The University made 4,500 offers for 3,450 places last yearLucas Maddalena

Offer-holders may be asked to “transfer Colleges or defer their places” until October 2022 under a new “over-subscription” clause as a result of an excess number of students passing the entrance criteria, a University spokesperson told Varsity.

The spokesperson noted that this eventuality was “unlikely,” and added that “we would like to reassure students that we will do our utmost to ensure that all who meet the terms of their offer are admitted to the University this year.”

This comes after the University made 4,500 offers for 3,450 places in the 2019/20 admissions cycle following teacher assessment of A-level grades last year as a result of the pandemic.

Last year, students were given centre-assessed grades (CAGs) by their schools or colleges, which then underwent a standardisation process, which saw many students’ grades reduced, leading them to miss University offers. The subsequent “u-turn” meant that students received their CAGs as their final grades.

Nick Hillman, director of the Higher Education Policy Institute, told Varsity that this is “really difficult issue” and expressed  “some sympathy” with the University: “Cambridge has had been able to predict [examination results] with a pretty certain level of accuracy…[but] at the moment Cambridge is just at the mercy of outside forces” due to uncertainty around this year’s A-Level examinations.

He added that this issue was in part due to the “tightly restricted number of places to go round”, and that the University should be “quite a lot bigger” in order to accept more students. 

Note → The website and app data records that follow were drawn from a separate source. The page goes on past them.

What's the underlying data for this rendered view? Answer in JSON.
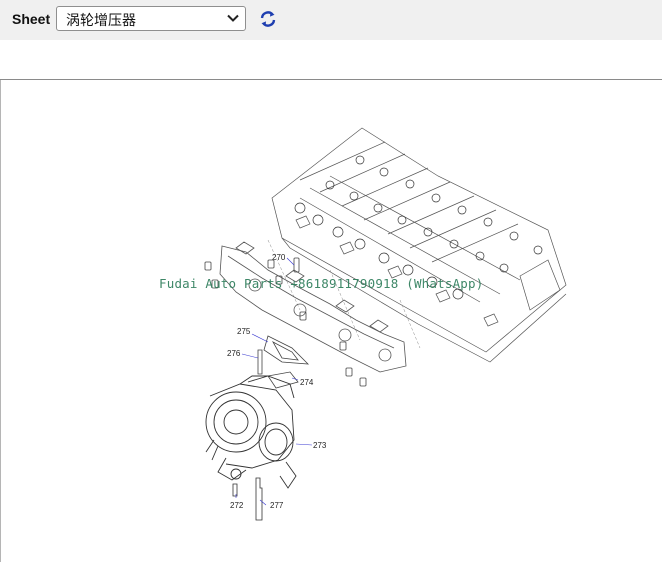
{
  "toolbar": {
    "sheet_label": "Sheet",
    "sheet_value": "涡轮增压器",
    "refresh_icon": "refresh-icon",
    "chevron_icon": "chevron-down-icon"
  },
  "diagram": {
    "callouts": [
      "270",
      "275",
      "276",
      "274",
      "273",
      "272",
      "277"
    ],
    "watermark": "Fudai Auto Parts +8618911790918 (WhatsApp)"
  }
}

In a statement published in August, the University stated that students’ places would be confirmed for October 2021 in several circumstances: if an appeal is successful and decided “before our spaces are completely full”; if there is a successful appeal that was “too late” for October 2020 entry, and if the Autumn examinations allowed a student to meet the original conditions of their offer.

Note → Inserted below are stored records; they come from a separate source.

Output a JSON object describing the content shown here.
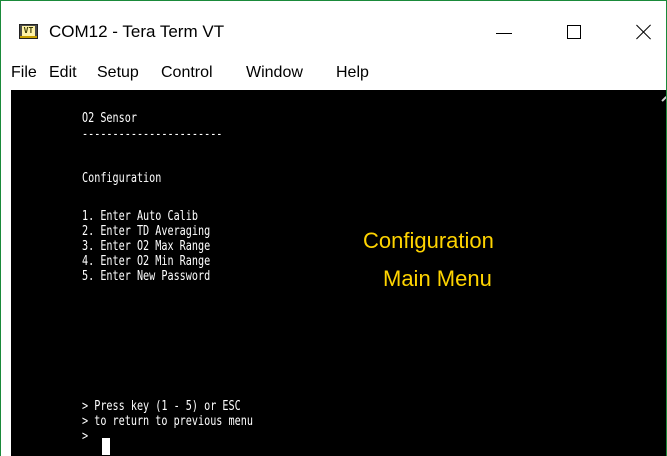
{
  "window": {
    "title": "COM12 - Tera Term VT",
    "icon": "teraterm-vt-icon",
    "icon_label": "VT",
    "controls": {
      "minimize": "minimize-icon",
      "maximize": "maximize-icon",
      "close": "close-icon"
    }
  },
  "menu": [
    "File",
    "Edit",
    "Setup",
    "Control",
    "Window",
    "Help"
  ],
  "terminal": {
    "lines": [
      "O2 Sensor",
      "-----------------------",
      "Configuration",
      "1. Enter Auto Calib",
      "2. Enter TD Averaging",
      "3. Enter O2 Max Range",
      "4. Enter O2 Min Range",
      "5. Enter New Password",
      "> Press key (1 - 5) or ESC",
      "> to return to previous menu",
      ">"
    ]
  },
  "annotation": {
    "line1": "Configuration",
    "line2": "Main Menu",
    "color": "#ffd400"
  },
  "colors": {
    "terminal_bg": "#000000",
    "terminal_fg": "#ffffff",
    "window_border": "#1a8a3a"
  }
}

Mountain View

As it happened: Cambridge responds to A-level results day ‘fiasco’

A spokesperson for the University told The Times: “We are trying to ensure students are aware of their options should we be faced with similar pressure on places. This is about planning for the most exceptional circumstances and offering the student the best information to help inform their choices.”

Meanwhile a spokesperson for UCAS said that there is an expectation for universities “to have an open and transparent conversation with students about their options” in the case of over-subscription, saying that “the decision ultimately [lies] with the student.”

This article was updated at 15:58 upon receiving further information from the University with regard to possible outcomes for offer-holders if places are oversubscribed.